A Nassau prosecutor hammered a local police benefactor on the stand Tuesday about why he asked for a police commander's help with his son's burglary case during a chance meeting at the U.S. Open golf tournament.
Gary Parker, who Monday testified that he regularly donated large sums of money to various law enforcement groups and picked up the tab at dinners for high-ranking Nassau police officials, said Tuesday that Second Deputy Commissioner William Flanagan agreed to look into the matter.
Parker was subpoenaed to testify at Flanagan's trial on misconduct charges in Nassau County Court. If Flanagan is convicted, he could be sentenced to up to 4 years in prison.
During his second day on the stand, Parker testified that he ran into Flanagan, a friend, at the tournament in Bethpage in June 2008. A month earlier, his son Zachary had stolen about $10,000 worth of equipment from John F. Kennedy High School in Bellmore.

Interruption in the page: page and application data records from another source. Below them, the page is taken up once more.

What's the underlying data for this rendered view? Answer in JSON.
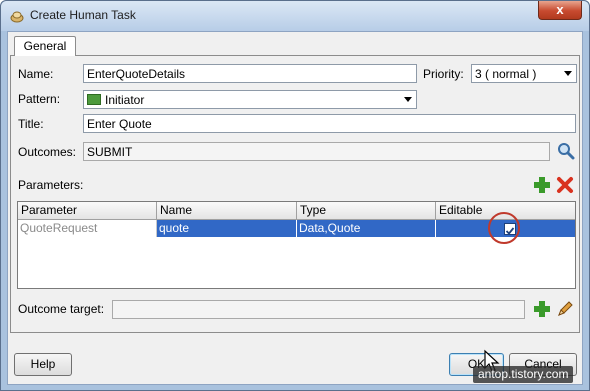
{
  "window": {
    "title": "Create Human Task",
    "close_glyph": "x"
  },
  "tabs": [
    {
      "label": "General",
      "selected": true
    }
  ],
  "form": {
    "name_label": "Name:",
    "name_value": "EnterQuoteDetails",
    "priority_label": "Priority:",
    "priority_value": "3 ( normal )",
    "pattern_label": "Pattern:",
    "pattern_value": "Initiator",
    "title_label": "Title:",
    "title_value": "Enter Quote",
    "outcomes_label": "Outcomes:",
    "outcomes_value": "SUBMIT",
    "parameters_label": "Parameters:",
    "outcome_target_label": "Outcome target:",
    "outcome_target_value": ""
  },
  "parameters_table": {
    "columns": [
      "Parameter",
      "Name",
      "Type",
      "Editable"
    ],
    "rows": [
      {
        "parameter": "QuoteRequest",
        "name": "quote",
        "type": "Data,Quote",
        "editable": true
      }
    ]
  },
  "buttons": {
    "help": "Help",
    "ok": "OK",
    "cancel": "Cancel"
  },
  "watermark": "antop.tistory.com",
  "colors": {
    "selection": "#3168c6",
    "add_icon": "#3a9a2a",
    "remove_icon": "#d9321f",
    "highlight_circle": "#c0392b"
  }
}
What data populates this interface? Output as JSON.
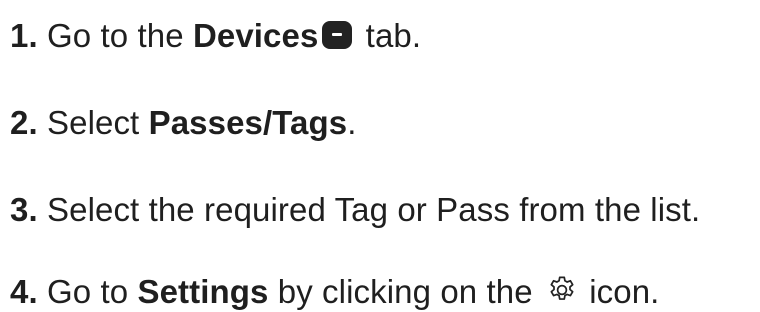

Parker told prosecutor Bernadette Ford he sought Flanagan's advice on how to get the equipment returned to the school, something he believed would sway school officials not to press charges against his son. Flanagan agreed to look into the matter, Parker said Tuesday.
A few months later, after several email exchanges, Flanagan told Parker it was done. Parker shot back, "THANK YOU!!!!!!"
And Flanagan responded, "de nada family," according to texts entered into the court record.
The next day, Parker testified, his wife delivered two $100 gift cards from Morton's Steakhouse to Flanagan, along with a state-of-the-art flashlight. Flanagan acknowledged receipt of them in an email, calling the gesture "[O]ver the top," according to evidence.
Parker also acknowledged that when a Long Island Press story alleging he had pulled strings so police wouldn't pursue his son's case was published in March 2011, he destroyed all the past emails on the hard drive of his work computer.
"It was probably morally the wrong thing to do," he said.